Write down the whole listing below again without changing a word.
=== Begin Enclosure ===
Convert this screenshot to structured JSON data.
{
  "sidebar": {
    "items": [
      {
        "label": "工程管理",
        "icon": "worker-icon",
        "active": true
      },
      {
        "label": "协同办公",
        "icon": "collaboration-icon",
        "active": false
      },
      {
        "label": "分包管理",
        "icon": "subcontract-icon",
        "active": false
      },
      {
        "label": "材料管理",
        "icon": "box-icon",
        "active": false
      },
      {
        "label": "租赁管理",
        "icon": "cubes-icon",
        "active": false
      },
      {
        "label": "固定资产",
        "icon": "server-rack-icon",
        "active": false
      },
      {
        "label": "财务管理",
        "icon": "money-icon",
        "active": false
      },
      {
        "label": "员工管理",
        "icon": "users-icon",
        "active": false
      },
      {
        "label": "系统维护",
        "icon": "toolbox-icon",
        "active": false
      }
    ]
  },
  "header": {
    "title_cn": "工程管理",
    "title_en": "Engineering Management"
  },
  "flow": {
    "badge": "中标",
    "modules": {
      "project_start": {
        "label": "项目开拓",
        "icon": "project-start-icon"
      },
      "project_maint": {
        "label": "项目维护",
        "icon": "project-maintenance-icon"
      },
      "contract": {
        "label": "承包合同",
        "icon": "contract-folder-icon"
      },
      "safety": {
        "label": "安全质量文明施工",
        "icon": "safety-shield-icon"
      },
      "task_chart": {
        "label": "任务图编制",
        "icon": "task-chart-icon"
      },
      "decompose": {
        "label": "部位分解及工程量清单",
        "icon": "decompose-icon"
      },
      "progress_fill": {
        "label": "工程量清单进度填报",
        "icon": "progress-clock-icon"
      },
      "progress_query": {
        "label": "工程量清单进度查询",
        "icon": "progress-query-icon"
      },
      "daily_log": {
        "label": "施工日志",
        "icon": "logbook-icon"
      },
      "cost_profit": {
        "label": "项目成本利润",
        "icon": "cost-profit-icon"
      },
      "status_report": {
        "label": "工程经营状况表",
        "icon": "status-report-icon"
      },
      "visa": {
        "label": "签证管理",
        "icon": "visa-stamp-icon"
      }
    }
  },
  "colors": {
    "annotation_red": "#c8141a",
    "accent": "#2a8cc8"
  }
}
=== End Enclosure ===
• **SOLUTION TO THIS EXERCISE**
Convert this screenshot to structured JSON data.
{
  "sidebar": {
    "items": [
      {
        "label": "工程管理",
        "icon": "worker-icon",
        "active": true
      },
      {
        "label": "协同办公",
        "icon": "collaboration-icon",
        "active": false
      },
      {
        "label": "分包管理",
        "icon": "subcontract-icon",
        "active": false
      },
      {
        "label": "材料管理",
        "icon": "box-icon",
        "active": false
      },
      {
        "label": "租赁管理",
        "icon": "cubes-icon",
        "active": false
      },
      {
        "label": "固定资产",
        "icon": "server-rack-icon",
        "active": false
      },
      {
        "label": "财务管理",
        "icon": "money-icon",
        "active": false
      },
      {
        "label": "员工管理",
        "icon": "users-icon",
        "active": false
      },
      {
        "label": "系统维护",
        "icon": "toolbox-icon",
        "active": false
      }
    ]
  },
  "header": {
    "title_cn": "工程管理",
    "title_en": "Engineering Management"
  },
  "flow": {
    "badge": "中标",
    "modules": {
      "project_start": {
        "label": "项目开拓",
        "icon": "project-start-icon"
      },
      "project_maint": {
        "label": "项目维护",
        "icon": "project-maintenance-icon"
      },
      "contract": {
        "label": "承包合同",
        "icon": "contract-folder-icon"
      },
      "safety": {
        "label": "安全质量文明施工",
        "icon": "safety-shield-icon"
      },
      "task_chart": {
        "label": "任务图编制",
        "icon": "task-chart-icon"
      },
      "decompose": {
        "label": "部位分解及工程量清单",
        "icon": "decompose-icon"
      },
      "progress_fill": {
        "label": "工程量清单进度填报",
        "icon": "progress-clock-icon"
      },
      "progress_query": {
        "label": "工程量清单进度查询",
        "icon": "progress-query-icon"
      },
      "daily_log": {
        "label": "施工日志",
        "icon": "logbook-icon"
      },
      "cost_profit": {
        "label": "项目成本利润",
        "icon": "cost-profit-icon"
      },
      "status_report": {
        "label": "工程经营状况表",
        "icon": "status-report-icon"
      },
      "visa": {
        "label": "签证管理",
        "icon": "visa-stamp-icon"
      }
    }
  },
  "colors": {
    "annotation_red": "#c8141a",
    "accent": "#2a8cc8"
  }
}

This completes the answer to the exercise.